University Gallery hosts “Minding the Gap”, an exhibit celebrating the research and creativity of CIAS schools. Each school is represented by an undergraduate student, a graduate student and a faculty member whose work showcases the leading research areas at CIAS. The exhibition is not just demonstrative but also educational in nature. In addition to these CIAS student and faculty projects, a recent project by Imaging Permanence Institute has also joined the displays at University Gallery. The exhibition will be on display until April 14.


Right across the hall, Bevier Gallery will be showcasing the first of two MFA Thesis Exhibitions. This show will display pieces by seven students of the School of Art and School of American Crafts. Each of these projects is a symbol of individuality and artistry. The French artist Henri Matisse once said “An artist is an explorer”; Bevier Gallery is quite a beautiful place to explore! The show will stay on display through April 8.


The William Harris Gallery will be showing “Glad to be Wrong”, an annual exhibition featuring thesis projects by Fine Art Photography seniors from the School of Photographic Arts and Sciences. These works include photographs, videos and installation media to be exhibited through April 7.

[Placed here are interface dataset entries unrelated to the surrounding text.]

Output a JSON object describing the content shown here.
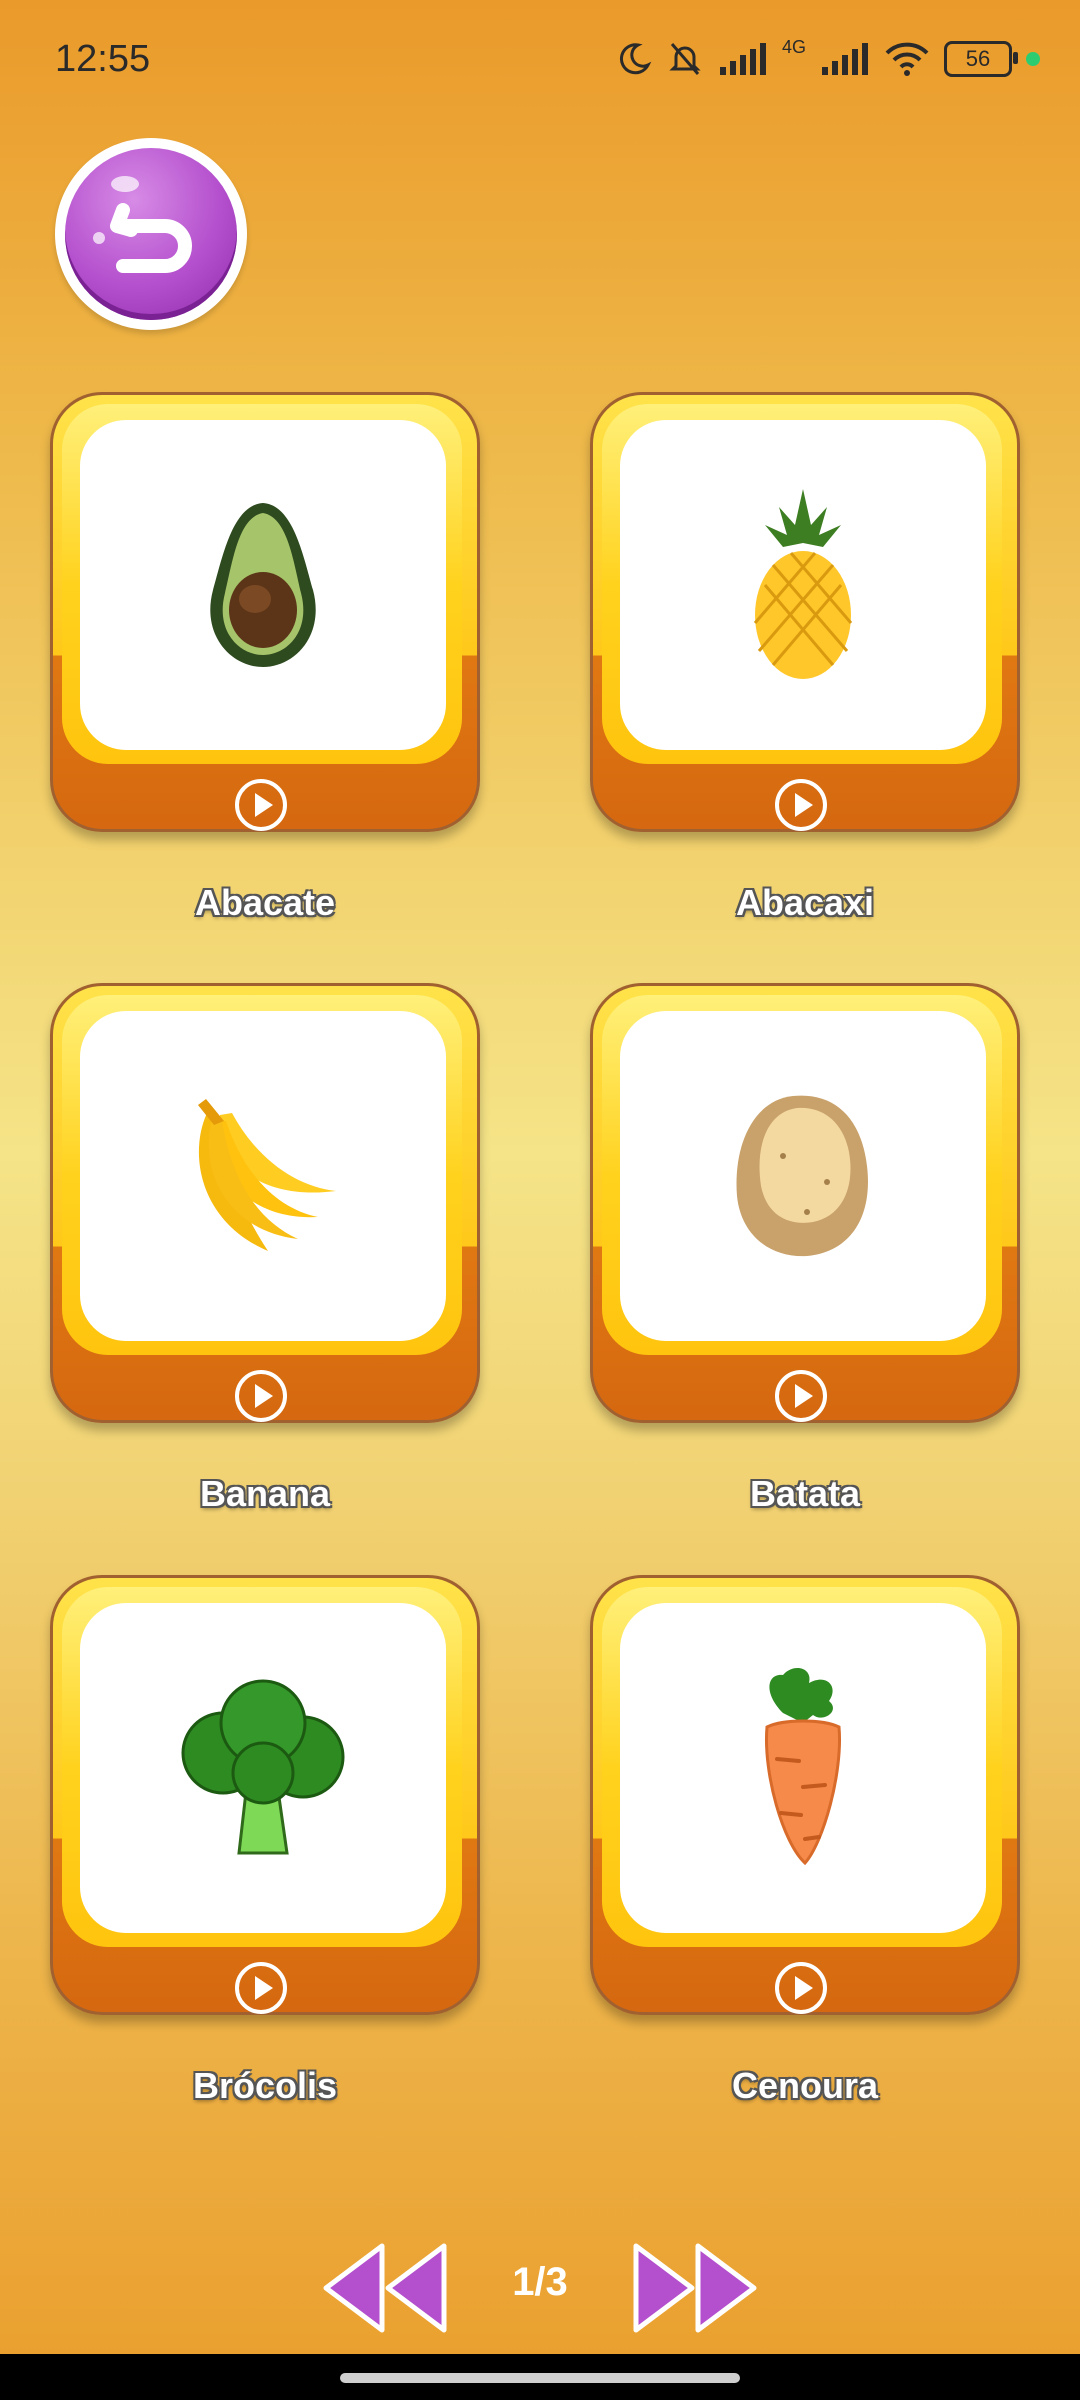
{
  "status_bar": {
    "time": "12:55",
    "network_label": "4G",
    "battery": "56"
  },
  "back_button": {
    "icon": "back-arrow-icon",
    "color": "#B44FCD"
  },
  "cards": [
    {
      "label": "Abacate",
      "icon": "avocado-icon"
    },
    {
      "label": "Abacaxi",
      "icon": "pineapple-icon"
    },
    {
      "label": "Banana",
      "icon": "banana-icon"
    },
    {
      "label": "Batata",
      "icon": "potato-icon"
    },
    {
      "label": "Brócolis",
      "icon": "broccoli-icon"
    },
    {
      "label": "Cenoura",
      "icon": "carrot-icon"
    }
  ],
  "pager": {
    "page_indicator": "1/3",
    "prev_icon": "double-left-arrow-icon",
    "next_icon": "double-right-arrow-icon"
  },
  "colors": {
    "card_orange": "#E07812",
    "card_yellow": "#FFD21E",
    "arrow_purple": "#B44FCD"
  }
}
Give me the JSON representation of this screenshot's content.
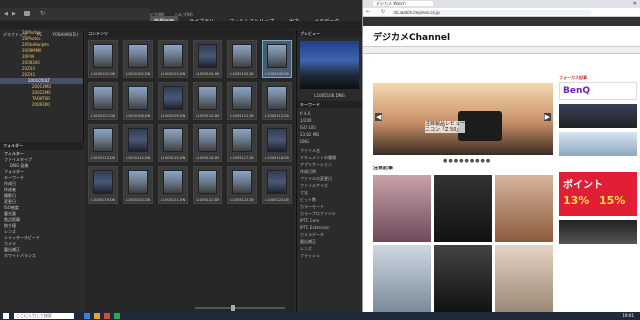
{
  "photo_app": {
    "menu": [
      "ファイル(F)",
      "編集(E)",
      "表示(V)",
      "ラベル(L)",
      "ツール(T)",
      "ウィンドウ(W)",
      "ヘルプ(H)"
    ],
    "tabs": [
      {
        "label": "新規画面",
        "active": true
      },
      {
        "label": "ライブラリ",
        "active": false
      },
      {
        "label": "フィルムストリップ",
        "active": false
      },
      {
        "label": "出力",
        "active": false
      },
      {
        "label": "メタデータ",
        "active": false
      }
    ],
    "path": [
      "デスクトップ",
      "PC",
      "YOSHIAKI(D:)",
      "20Photos",
      "20Z43",
      "2001050LT...",
      "Z50.."
    ],
    "content_title": "コンテンツ",
    "preview_title": "プレビュー",
    "keyword_title": "キーワード",
    "folder_tab": "フォルダー",
    "folders": [
      "20Photos",
      "20Photos",
      "20StoHanJets",
      "2009MMII",
      "20P46",
      "2008300",
      "20Z03",
      "20Z43",
      "2001050LT",
      "20013MO",
      "20012MS",
      "TAOKT0R",
      "2009300"
    ],
    "filter_items": [
      "フィルター",
      "ファイルタイプ",
      "DNG 画像",
      "フォルダー",
      "キーワード",
      "作成日",
      "作成者",
      "撮影日",
      "変更日",
      "ISO感度",
      "露光量",
      "焦点距離",
      "絞り値",
      "レンズ",
      "シャッタースピード",
      "カメラ",
      "露出補正",
      "ホワイトバランス"
    ],
    "thumbnails": [
      "L1005101.DNG",
      "L1005102.DNG",
      "L1005103.DNG",
      "L1005104.DNG",
      "L1005105.DNG",
      "L1005106.DNG",
      "L1005107.DNG",
      "L1005108.DNG",
      "L1005109.DNG",
      "L1005110.DNG",
      "L1005111.DNG",
      "L1005112.DNG",
      "L1005113.DNG",
      "L1005114.DNG",
      "L1005115.DNG",
      "L1005116.DNG",
      "L1005117.DNG",
      "L1005118.DNG",
      "L1005119.DNG",
      "L1005120.DNG",
      "L1005121.DNG",
      "L1005122.DNG",
      "L1005123.DNG",
      "L1005124.DNG"
    ],
    "preview_caption": "L1005106.DNG",
    "exif": [
      "f/ 4.0",
      "1/200",
      "ISO 100",
      "23.82 MB",
      "DNG"
    ],
    "metadata_rows": [
      "ファイル名",
      "ドキュメントの種類",
      "アプリケーション",
      "作成日時",
      "ファイルの変更日",
      "ファイルサイズ",
      "寸法",
      "ビット数",
      "カラーモード",
      "カラープロファイル",
      "IPTC Core",
      "IPTC Extension",
      "カメラデータ",
      "露出補正",
      "レンズ",
      "フラッシュ"
    ]
  },
  "browser": {
    "tab": "デジカメ Watch",
    "url": "dc.watch.impress.co.jp",
    "site": "デジカメChannel",
    "slide_caption": "注目製品レビュー ニコン「Z 50」",
    "section": "注目記事",
    "brand": "BenQ",
    "ad_point": "ポイント",
    "ad_pct": "13%",
    "ad_pct2": "15%",
    "side_label": "フォーカス記事"
  },
  "taskbar": {
    "time": "19:01",
    "search": "ここに入力して検索"
  }
}
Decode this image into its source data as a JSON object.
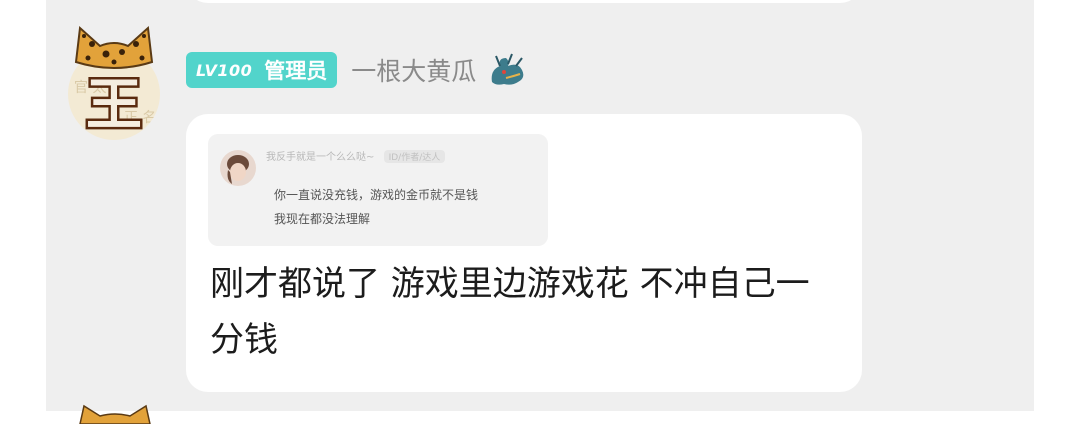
{
  "post": {
    "level_badge": "LV100",
    "role": "管理员",
    "username": "一根大黄瓜",
    "avatar_char": "王",
    "quote": {
      "nickname": "我反手就是一个么么哒~",
      "tag": "ID/作者/达人",
      "line1": "你一直说没充钱，游戏的金币就不是钱",
      "line2": "我现在都没法理解"
    },
    "message": "刚才都说了 游戏里边游戏花 不冲自己一分钱"
  },
  "icons": {
    "avatar": "tiger-hat-avatar",
    "decoration": "dragon-icon"
  },
  "colors": {
    "badge": "#52d4cb",
    "background": "#efefef",
    "bubble": "#ffffff"
  }
}
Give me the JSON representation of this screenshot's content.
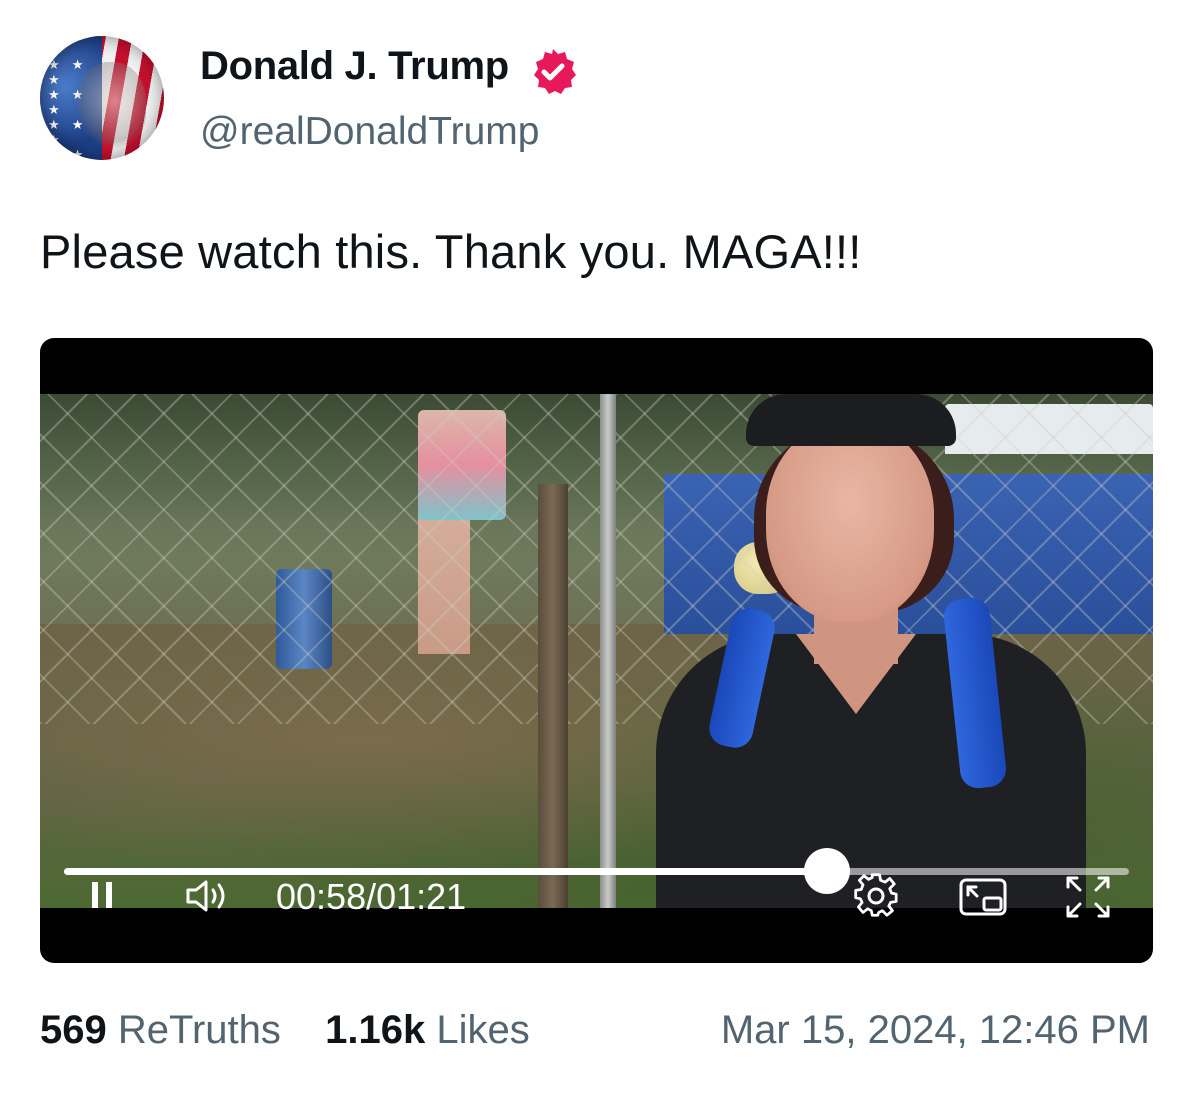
{
  "author": {
    "display_name": "Donald J. Trump",
    "handle": "@realDonaldTrump",
    "verified": true,
    "verified_color": "#e7195a"
  },
  "post": {
    "text": "Please watch this. Thank you. MAGA!!!"
  },
  "video": {
    "current_time": "00:58",
    "duration": "01:21",
    "time_separator": "/",
    "progress": 0.716,
    "playing": true,
    "icons": {
      "play_pause": "pause-icon",
      "volume": "volume-icon",
      "settings": "gear-icon",
      "pip": "picture-in-picture-icon",
      "fullscreen": "fullscreen-icon"
    }
  },
  "stats": {
    "retruths_count": "569",
    "retruths_label": "ReTruths",
    "likes_count": "1.16k",
    "likes_label": "Likes"
  },
  "timestamp": "Mar 15, 2024, 12:46 PM",
  "colors": {
    "text_primary": "#0f1419",
    "text_secondary": "#536471",
    "video_bg": "#000000"
  }
}
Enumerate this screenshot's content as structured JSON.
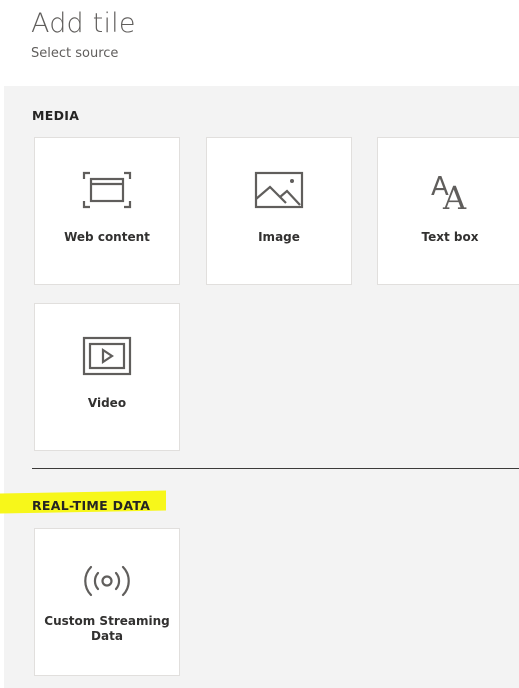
{
  "header": {
    "title": "Add tile",
    "subtitle": "Select source"
  },
  "sections": {
    "media": {
      "title": "MEDIA",
      "tiles": [
        {
          "label": "Web content",
          "icon": "web-content-icon"
        },
        {
          "label": "Image",
          "icon": "image-icon"
        },
        {
          "label": "Text box",
          "icon": "text-box-icon"
        },
        {
          "label": "Video",
          "icon": "video-icon"
        }
      ]
    },
    "realtime": {
      "title": "REAL-TIME DATA",
      "highlight_color": "#f7f71a",
      "tiles": [
        {
          "label": "Custom Streaming Data",
          "icon": "streaming-icon"
        }
      ]
    }
  },
  "colors": {
    "panel_bg": "#f3f3f3",
    "tile_bg": "#ffffff",
    "icon": "#605e5c",
    "text": "#323130"
  }
}
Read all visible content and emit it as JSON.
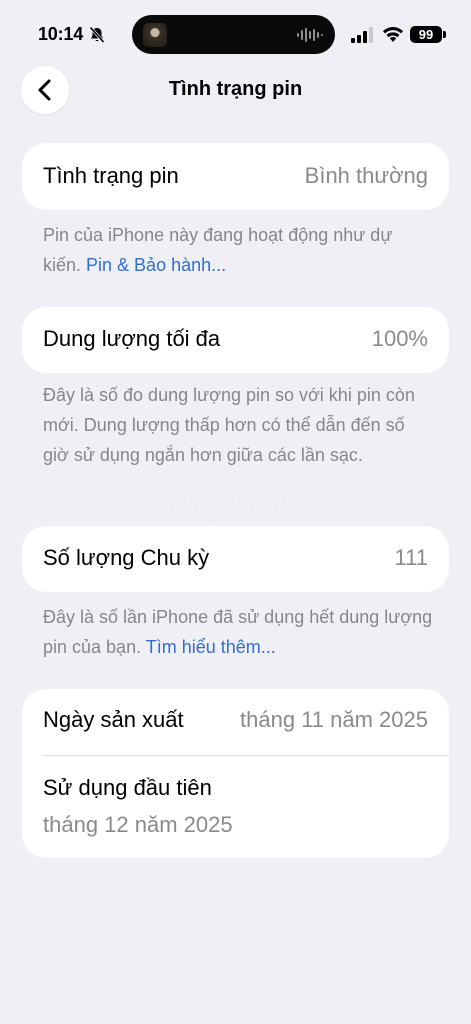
{
  "status_bar": {
    "time": "10:14",
    "battery": "99"
  },
  "nav": {
    "title": "Tình trạng pin"
  },
  "battery_health": {
    "label": "Tình trạng pin",
    "value": "Bình thường",
    "footer_text": "Pin của iPhone này đang hoạt động như dự kiến. ",
    "footer_link": "Pin & Bảo hành..."
  },
  "max_capacity": {
    "label": "Dung lượng tối đa",
    "value": "100%",
    "footer_text": "Đây là số đo dung lượng pin so với khi pin còn mới. Dung lượng thấp hơn có thể dẫn đến số giờ sử dụng ngắn hơn giữa các lần sạc."
  },
  "cycle_count": {
    "label": "Số lượng Chu kỳ",
    "value": "111",
    "footer_text": "Đây là số lần iPhone đã sử dụng hết dung lượng pin của bạn. ",
    "footer_link": "Tìm hiểu thêm..."
  },
  "dates": {
    "manufacture_label": "Ngày sản xuất",
    "manufacture_value": "tháng 11 năm 2025",
    "first_use_label": "Sử dụng đầu tiên",
    "first_use_value": "tháng 12 năm 2025"
  },
  "watermark": "chợTỐT",
  "colors": {
    "background": "#f0eff5",
    "link": "#2f6fd0",
    "secondary_text": "#86868b"
  }
}
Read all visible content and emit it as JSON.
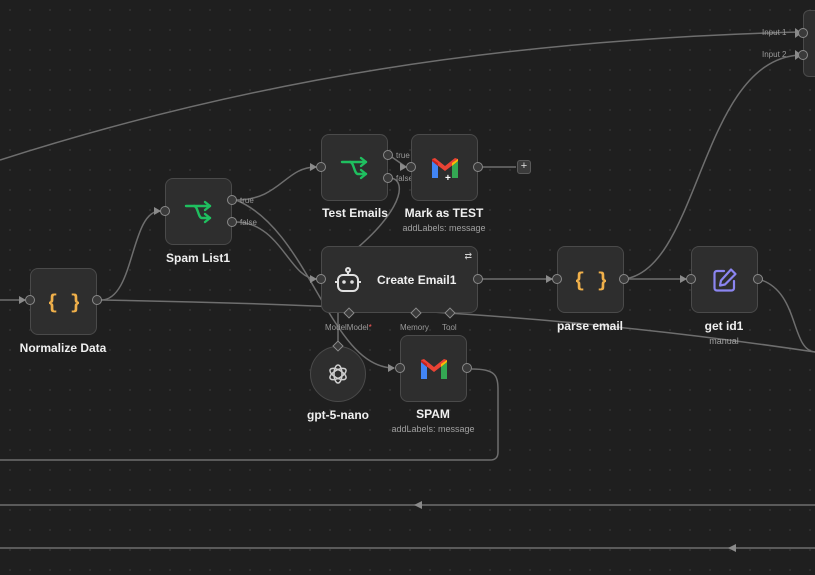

This is the first time all three galleries have come together to give visitors a combined experience of knowledge, aspect and thought. Have an exciting Gallery Hop this Friday!